* GOAL OF THE EXERCISE
Your answer consists of the lines in the data that contain "label". Copy each of them.

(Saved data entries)

-*-

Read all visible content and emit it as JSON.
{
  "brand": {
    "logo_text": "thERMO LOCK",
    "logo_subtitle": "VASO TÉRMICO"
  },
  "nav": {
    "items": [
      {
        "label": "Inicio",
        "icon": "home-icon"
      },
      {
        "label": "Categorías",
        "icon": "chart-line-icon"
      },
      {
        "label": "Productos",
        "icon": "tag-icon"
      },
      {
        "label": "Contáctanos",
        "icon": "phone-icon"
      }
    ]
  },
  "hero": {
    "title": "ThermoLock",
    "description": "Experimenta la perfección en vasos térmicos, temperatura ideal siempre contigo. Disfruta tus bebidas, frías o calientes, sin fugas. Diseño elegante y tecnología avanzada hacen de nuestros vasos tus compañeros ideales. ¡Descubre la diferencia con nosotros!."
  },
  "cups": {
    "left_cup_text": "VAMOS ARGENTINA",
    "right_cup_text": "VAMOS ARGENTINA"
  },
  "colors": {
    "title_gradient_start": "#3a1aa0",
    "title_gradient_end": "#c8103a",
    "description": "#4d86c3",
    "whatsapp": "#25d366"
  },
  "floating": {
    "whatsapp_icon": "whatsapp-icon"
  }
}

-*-

* RESULT FOR THIS TASK
        "label": "Inicio",
        "label": "Categorías",
        "label": "Productos",
        "label": "Contáctanos",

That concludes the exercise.